Start of Block

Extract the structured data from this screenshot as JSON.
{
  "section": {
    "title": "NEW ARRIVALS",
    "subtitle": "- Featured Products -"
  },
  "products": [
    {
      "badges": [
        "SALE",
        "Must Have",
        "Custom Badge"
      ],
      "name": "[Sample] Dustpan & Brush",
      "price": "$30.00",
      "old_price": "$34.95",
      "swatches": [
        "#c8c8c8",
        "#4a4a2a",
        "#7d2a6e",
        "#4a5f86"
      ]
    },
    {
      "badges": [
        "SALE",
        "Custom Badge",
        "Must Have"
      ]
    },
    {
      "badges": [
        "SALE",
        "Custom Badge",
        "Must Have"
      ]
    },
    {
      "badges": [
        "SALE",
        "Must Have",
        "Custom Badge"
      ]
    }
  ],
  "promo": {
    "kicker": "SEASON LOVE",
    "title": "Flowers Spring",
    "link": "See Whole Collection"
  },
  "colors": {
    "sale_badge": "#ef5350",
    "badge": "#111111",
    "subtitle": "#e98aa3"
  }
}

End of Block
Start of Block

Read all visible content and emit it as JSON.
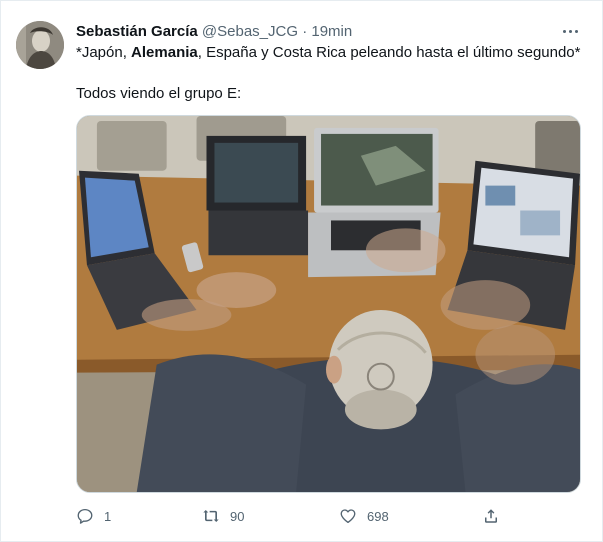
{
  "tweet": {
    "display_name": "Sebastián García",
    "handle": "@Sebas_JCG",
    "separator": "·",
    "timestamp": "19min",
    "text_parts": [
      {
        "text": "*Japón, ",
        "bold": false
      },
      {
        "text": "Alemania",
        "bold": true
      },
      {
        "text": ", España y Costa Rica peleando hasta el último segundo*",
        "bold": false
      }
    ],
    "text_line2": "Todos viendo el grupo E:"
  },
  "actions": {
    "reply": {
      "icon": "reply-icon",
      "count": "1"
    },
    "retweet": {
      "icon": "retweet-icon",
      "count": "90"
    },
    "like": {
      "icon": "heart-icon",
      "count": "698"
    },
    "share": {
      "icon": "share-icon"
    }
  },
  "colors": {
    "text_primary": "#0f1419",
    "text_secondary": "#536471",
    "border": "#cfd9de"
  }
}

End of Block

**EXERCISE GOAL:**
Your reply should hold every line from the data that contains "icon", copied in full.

**TASK RESPONSE:**
      "icon": "reply-icon",
      "icon": "retweet-icon",
      "icon": "heart-icon",
      "icon": "share-icon"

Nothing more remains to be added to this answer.